── GIVEN RECORDS

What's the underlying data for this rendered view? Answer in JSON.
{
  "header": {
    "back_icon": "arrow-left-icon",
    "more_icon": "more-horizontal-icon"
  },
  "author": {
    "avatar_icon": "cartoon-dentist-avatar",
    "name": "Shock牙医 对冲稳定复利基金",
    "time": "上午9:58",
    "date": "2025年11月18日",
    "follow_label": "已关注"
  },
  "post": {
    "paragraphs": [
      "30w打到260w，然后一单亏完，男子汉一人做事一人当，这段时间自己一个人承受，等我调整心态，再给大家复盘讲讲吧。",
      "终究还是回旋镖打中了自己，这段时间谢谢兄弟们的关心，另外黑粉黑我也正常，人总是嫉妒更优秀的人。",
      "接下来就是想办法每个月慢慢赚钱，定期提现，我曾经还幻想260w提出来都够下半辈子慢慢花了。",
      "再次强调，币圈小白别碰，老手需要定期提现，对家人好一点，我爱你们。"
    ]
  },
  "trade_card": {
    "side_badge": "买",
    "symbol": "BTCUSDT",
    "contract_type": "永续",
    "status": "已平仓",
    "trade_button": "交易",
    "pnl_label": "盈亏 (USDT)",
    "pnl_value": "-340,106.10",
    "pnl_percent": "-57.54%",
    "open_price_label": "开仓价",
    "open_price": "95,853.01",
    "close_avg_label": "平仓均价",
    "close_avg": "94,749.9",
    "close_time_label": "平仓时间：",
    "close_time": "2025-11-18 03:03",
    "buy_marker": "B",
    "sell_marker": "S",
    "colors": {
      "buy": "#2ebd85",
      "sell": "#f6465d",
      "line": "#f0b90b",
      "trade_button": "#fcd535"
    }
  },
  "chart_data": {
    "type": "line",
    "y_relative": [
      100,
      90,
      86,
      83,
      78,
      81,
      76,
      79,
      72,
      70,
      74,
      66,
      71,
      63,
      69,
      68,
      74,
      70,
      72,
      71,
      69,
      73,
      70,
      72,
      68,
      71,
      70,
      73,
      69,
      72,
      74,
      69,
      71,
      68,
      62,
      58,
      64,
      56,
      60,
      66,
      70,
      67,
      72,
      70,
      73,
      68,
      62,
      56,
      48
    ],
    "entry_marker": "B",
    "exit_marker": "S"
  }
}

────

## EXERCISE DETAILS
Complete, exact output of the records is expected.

## RESPONSE
What's the underlying data for this rendered view? Answer in JSON.
{
  "header": {
    "back_icon": "arrow-left-icon",
    "more_icon": "more-horizontal-icon"
  },
  "author": {
    "avatar_icon": "cartoon-dentist-avatar",
    "name": "Shock牙医 对冲稳定复利基金",
    "time": "上午9:58",
    "date": "2025年11月18日",
    "follow_label": "已关注"
  },
  "post": {
    "paragraphs": [
      "30w打到260w，然后一单亏完，男子汉一人做事一人当，这段时间自己一个人承受，等我调整心态，再给大家复盘讲讲吧。",
      "终究还是回旋镖打中了自己，这段时间谢谢兄弟们的关心，另外黑粉黑我也正常，人总是嫉妒更优秀的人。",
      "接下来就是想办法每个月慢慢赚钱，定期提现，我曾经还幻想260w提出来都够下半辈子慢慢花了。",
      "再次强调，币圈小白别碰，老手需要定期提现，对家人好一点，我爱你们。"
    ]
  },
  "trade_card": {
    "side_badge": "买",
    "symbol": "BTCUSDT",
    "contract_type": "永续",
    "status": "已平仓",
    "trade_button": "交易",
    "pnl_label": "盈亏 (USDT)",
    "pnl_value": "-340,106.10",
    "pnl_percent": "-57.54%",
    "open_price_label": "开仓价",
    "open_price": "95,853.01",
    "close_avg_label": "平仓均价",
    "close_avg": "94,749.9",
    "close_time_label": "平仓时间：",
    "close_time": "2025-11-18 03:03",
    "buy_marker": "B",
    "sell_marker": "S",
    "colors": {
      "buy": "#2ebd85",
      "sell": "#f6465d",
      "line": "#f0b90b",
      "trade_button": "#fcd535"
    }
  },
  "chart_data": {
    "type": "line",
    "y_relative": [
      100,
      90,
      86,
      83,
      78,
      81,
      76,
      79,
      72,
      70,
      74,
      66,
      71,
      63,
      69,
      68,
      74,
      70,
      72,
      71,
      69,
      73,
      70,
      72,
      68,
      71,
      70,
      73,
      69,
      72,
      74,
      69,
      71,
      68,
      62,
      58,
      64,
      56,
      60,
      66,
      70,
      67,
      72,
      70,
      73,
      68,
      62,
      56,
      48
    ],
    "entry_marker": "B",
    "exit_marker": "S"
  }
}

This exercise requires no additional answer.